The string "thumbnail" may appear in lines of the entries below. Report how many lines hold it, with only the number.

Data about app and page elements
■ ■ ■ ■ ■ ■ ■

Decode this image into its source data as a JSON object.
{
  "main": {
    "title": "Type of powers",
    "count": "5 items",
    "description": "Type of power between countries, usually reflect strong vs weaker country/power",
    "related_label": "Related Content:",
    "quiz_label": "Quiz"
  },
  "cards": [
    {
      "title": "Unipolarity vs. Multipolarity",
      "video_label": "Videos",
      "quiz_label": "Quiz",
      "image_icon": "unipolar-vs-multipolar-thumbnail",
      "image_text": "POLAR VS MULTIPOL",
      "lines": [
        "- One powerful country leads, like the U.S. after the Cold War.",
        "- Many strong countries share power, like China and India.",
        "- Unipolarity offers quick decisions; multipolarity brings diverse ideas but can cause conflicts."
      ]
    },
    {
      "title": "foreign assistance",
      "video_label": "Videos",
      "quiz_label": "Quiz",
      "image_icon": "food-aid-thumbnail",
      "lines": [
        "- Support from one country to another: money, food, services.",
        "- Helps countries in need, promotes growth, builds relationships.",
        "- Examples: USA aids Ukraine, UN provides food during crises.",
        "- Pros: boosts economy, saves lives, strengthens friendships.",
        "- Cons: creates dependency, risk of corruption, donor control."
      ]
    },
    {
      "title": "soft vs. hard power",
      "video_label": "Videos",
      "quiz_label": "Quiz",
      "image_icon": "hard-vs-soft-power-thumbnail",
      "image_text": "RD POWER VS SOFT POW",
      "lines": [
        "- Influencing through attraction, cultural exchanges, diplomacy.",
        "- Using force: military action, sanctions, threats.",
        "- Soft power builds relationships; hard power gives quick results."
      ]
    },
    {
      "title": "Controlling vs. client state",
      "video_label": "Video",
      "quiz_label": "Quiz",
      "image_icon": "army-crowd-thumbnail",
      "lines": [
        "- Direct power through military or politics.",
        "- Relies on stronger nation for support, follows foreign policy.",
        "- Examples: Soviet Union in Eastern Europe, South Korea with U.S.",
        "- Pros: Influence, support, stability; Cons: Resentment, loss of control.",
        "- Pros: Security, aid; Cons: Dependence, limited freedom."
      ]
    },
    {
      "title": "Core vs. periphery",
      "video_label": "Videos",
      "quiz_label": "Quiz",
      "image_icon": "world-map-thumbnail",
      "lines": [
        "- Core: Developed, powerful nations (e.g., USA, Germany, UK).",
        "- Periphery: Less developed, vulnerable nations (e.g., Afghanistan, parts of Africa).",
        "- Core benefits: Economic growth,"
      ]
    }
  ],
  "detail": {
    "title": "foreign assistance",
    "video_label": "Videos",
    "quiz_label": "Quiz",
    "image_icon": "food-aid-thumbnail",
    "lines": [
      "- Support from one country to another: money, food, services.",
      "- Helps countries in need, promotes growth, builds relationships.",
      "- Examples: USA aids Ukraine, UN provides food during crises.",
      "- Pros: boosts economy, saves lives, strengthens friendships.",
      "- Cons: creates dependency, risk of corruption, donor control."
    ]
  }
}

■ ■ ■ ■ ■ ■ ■

> _The completed task_
6